The second thing I would say is we do have some creative programs in middle schools that do help kids get better traction. Marsh Middle School up in north Dallas has a tremendous relationship with the elementary schools, but, more importantly, has programs geared toward kids to keep them in school and also surrounds them with a very strong sense of community. So I think that, to the extent we can align our feeder patterns, starting with the high schools, going all the way back down to the elementary schools, we have an opportunity to do a much better job of serving our students more productively and also keeping them from dropping out.
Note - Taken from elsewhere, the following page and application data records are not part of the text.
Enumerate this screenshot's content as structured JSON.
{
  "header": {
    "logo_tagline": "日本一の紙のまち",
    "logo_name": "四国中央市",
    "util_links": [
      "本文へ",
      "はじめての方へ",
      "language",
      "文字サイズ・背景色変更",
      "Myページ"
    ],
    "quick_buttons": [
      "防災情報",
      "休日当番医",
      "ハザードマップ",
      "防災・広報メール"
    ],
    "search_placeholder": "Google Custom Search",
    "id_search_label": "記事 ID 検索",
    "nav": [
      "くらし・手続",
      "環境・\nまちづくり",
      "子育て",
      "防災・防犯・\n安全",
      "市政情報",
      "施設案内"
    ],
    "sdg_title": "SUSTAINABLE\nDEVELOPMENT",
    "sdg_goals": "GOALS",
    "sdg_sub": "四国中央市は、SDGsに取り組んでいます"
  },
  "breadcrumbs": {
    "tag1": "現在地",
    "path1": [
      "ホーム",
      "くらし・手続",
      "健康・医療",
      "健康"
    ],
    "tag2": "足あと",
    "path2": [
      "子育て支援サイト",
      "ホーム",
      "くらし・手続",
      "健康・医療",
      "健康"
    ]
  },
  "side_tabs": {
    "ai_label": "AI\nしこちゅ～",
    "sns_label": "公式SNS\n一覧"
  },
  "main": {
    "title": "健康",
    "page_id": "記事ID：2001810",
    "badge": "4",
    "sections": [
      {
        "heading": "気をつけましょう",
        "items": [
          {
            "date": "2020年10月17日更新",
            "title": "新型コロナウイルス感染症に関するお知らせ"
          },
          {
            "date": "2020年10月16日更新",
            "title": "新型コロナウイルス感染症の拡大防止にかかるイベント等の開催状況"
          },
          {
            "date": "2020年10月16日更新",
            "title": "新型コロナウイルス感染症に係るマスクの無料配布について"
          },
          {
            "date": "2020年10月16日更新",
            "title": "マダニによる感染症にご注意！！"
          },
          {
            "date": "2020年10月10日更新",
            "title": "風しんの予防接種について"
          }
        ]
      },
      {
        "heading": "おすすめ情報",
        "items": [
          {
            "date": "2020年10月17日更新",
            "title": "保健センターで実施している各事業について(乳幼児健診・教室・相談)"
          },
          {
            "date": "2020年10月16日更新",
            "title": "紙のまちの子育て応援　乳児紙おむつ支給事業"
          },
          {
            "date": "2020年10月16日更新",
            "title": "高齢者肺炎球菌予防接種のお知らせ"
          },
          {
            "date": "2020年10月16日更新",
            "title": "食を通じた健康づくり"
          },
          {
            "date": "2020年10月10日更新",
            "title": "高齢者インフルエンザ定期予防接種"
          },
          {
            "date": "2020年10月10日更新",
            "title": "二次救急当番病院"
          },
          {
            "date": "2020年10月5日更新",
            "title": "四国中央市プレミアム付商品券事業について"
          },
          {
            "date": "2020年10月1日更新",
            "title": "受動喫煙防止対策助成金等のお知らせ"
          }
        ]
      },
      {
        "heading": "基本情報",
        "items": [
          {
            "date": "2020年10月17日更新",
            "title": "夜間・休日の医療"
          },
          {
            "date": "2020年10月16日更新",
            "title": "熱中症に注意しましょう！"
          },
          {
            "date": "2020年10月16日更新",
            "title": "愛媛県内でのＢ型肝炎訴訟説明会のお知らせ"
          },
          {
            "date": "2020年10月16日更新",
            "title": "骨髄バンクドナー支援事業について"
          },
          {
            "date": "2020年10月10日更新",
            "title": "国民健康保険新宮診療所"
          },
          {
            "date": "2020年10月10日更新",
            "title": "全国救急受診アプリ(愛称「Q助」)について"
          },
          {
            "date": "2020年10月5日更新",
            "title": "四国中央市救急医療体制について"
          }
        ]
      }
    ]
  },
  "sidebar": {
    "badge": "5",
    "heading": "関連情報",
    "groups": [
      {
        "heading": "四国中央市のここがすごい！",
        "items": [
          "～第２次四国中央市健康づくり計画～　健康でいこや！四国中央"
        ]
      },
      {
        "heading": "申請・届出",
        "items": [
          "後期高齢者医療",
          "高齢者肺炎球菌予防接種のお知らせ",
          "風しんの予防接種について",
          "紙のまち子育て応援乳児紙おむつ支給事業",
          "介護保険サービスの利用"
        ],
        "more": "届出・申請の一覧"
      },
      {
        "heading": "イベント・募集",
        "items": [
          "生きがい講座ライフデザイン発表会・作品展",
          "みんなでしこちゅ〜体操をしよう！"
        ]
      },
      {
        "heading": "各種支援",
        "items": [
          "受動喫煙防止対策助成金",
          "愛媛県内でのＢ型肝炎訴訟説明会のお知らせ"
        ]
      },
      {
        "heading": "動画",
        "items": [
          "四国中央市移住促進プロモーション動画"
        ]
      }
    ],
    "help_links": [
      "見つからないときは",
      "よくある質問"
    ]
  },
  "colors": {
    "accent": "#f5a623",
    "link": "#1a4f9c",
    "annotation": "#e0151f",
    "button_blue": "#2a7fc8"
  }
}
That alignment between the principals as well as the communities is a critical part of that, and that is another opportunity, or another innovation, that we could be looking at with respect to our current situation. But I do think there is a lot of merit, studies do say that we should consider taking it on, and I know with Dealey Montessori, for example, some very great results.
TR: Do you think the Mavericks signing Lamar Odom was a mistake?
DM: No, I don’t. I think he’ll come around.
TR: Okay, here’s your follow-up question. In light of the subpar performances of many DISD schools, would you consider cutting athletic budgets and shifting those funds to teacher salaries and math and science enrichment programs?
DM: I think we have to take a look at all of our spending priorities, but I think that one of the things that we really have to do to help deal with the budget gap is to involve the nonprofits and the businesses into our school system to help fill the gaps that are there both in terms of money and lack of parental involvement and parental engagement. I think when you look at the athletic budgets, there’s a lot more to being in school than just studying and studying the basic subjects, that part of being at a school, and part of the athletic program is to build school spirit and learn teamwork. I think I would take a look at it, but don’t think that I would automatically just cut that out from the bottom.